The Georgian path to Christianity began with a woman – St. Nino of Cappadocia – who by virtuous enlightenment was given the task of baptizing the country. As the legend goes, pagan King Mirian III of Iberia was hunting when suddenly utter darkness fell and frightened him half to death; praying to ‘Nino’s God’ had an immediate effect. Later, he accepted Christianity as the official religion and built the first church in Bodbe, on the tomb of St. Nino.
Throughout the years, the spiritual importance of the Bodbe monastery was amplified by the non-material authority resembled by the academy. Along with theology, secular sciences like mathematics, physics and chemistry, and Georgian chanting were taught. At the beginning of the 20th century, under the close supervision of the Abbess Juvenalia, a school for girls was established, where along with sciences, women studied carving, and embroidery.
Oliver Wardrop – a famous British diplomat –described Bodbe in the work The Kingdom of Georgia, declaring it is in one of the best places in Kakheti, surrounded by thick forest. Additionally, he evoked an popular old tradition, according to which any vandal destroying the monastery will die within a year. It is noteworthy that the Mongols – conquerors that destroyed Georgia – never harmed Bodbe Monastery.
What to see at Bodbe
- Tomb of St. Nino – a holy symbol for Orthodox Christians. The walls are decorated with colourful stones and carvings. The tomb is in the main church and is open for visitors.
- The Architectural Complex –two churches and a bell tower. The first church was built in the 4th century by the King Mirian, later refurbished by King Vakhtang Gorgasali in the 5th century, and acquired the form of the three-naved basilica in the 11th The bell tower was under construction for more than 20 years and finally completed in 1885.
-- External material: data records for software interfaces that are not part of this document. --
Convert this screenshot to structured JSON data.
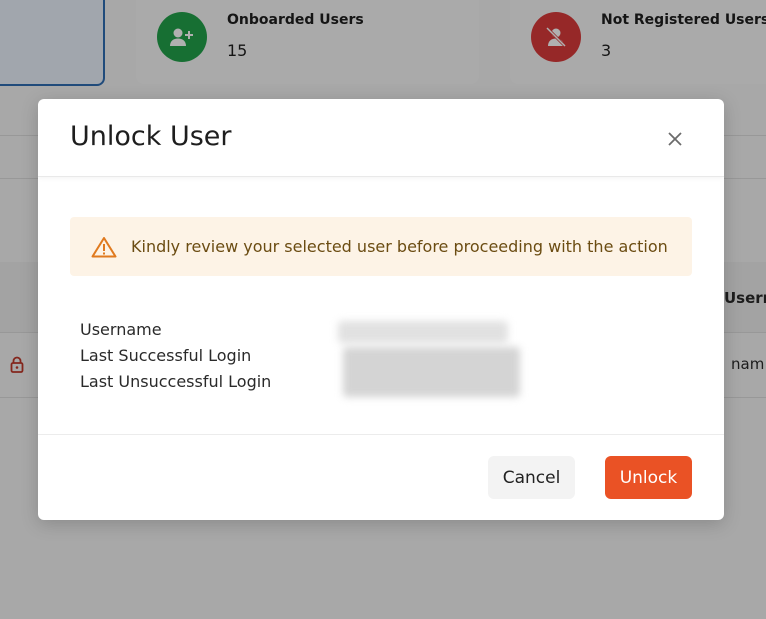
{
  "background": {
    "stats": [
      {
        "title": "Onboarded Users",
        "value": "15",
        "icon": "user-plus-icon",
        "color": "#22a14b"
      },
      {
        "title": "Not Registered Users",
        "value": "3",
        "icon": "user-off-icon",
        "color": "#d93b3b"
      }
    ],
    "table": {
      "header_partial": "Userna",
      "cell_partial": "nam"
    }
  },
  "modal": {
    "title": "Unlock User",
    "close_icon": "close-icon",
    "alert": {
      "icon": "warning-icon",
      "text": "Kindly review your selected user before proceeding with the action",
      "color": "#e07a1f"
    },
    "details": {
      "username_label": "Username",
      "last_success_label": "Last Successful Login",
      "last_fail_label": "Last Unsuccessful Login"
    },
    "buttons": {
      "cancel": "Cancel",
      "unlock": "Unlock"
    },
    "accent": "#ea5225"
  }
}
- Nino’s Spring – according to legend, the path to the spring was paved through by the saint’s prayers. The water is said to have miraculous effects, with many people recovering from severe illnesses. Above the spring is the small Church of Sts. Zabulon and Sossana, Parents of St. Nino. The spring is open for visitorsand is a 3km walk from the monastery.
- Entry is free of charge.
- The monastery is supervised by nuns. Movement through the monastery buildings and/or taking pictures may require special approval from the abbess.
- According to tradition, women are required to use a headscarf (often found on the entrance to the church) and a skirt.
- Men should not wear shorts or hats.
Best time to visit Bodbe: Late August – Late October.
How to get to Bodbe
- Tbilisi – Sighnaghi (100km)
- Marshutka (minibus)
- Sighnaghi – Bodbe (2km)
- Bodbe – St. Nino’s Spring (3km)
- Walking Only
Bodbe Monastery on the map
Meet the winemaker, who believes that vines are so much alive that he even prohibits mobile phones around his vineyards, evolves what he calls a biodynamic wine.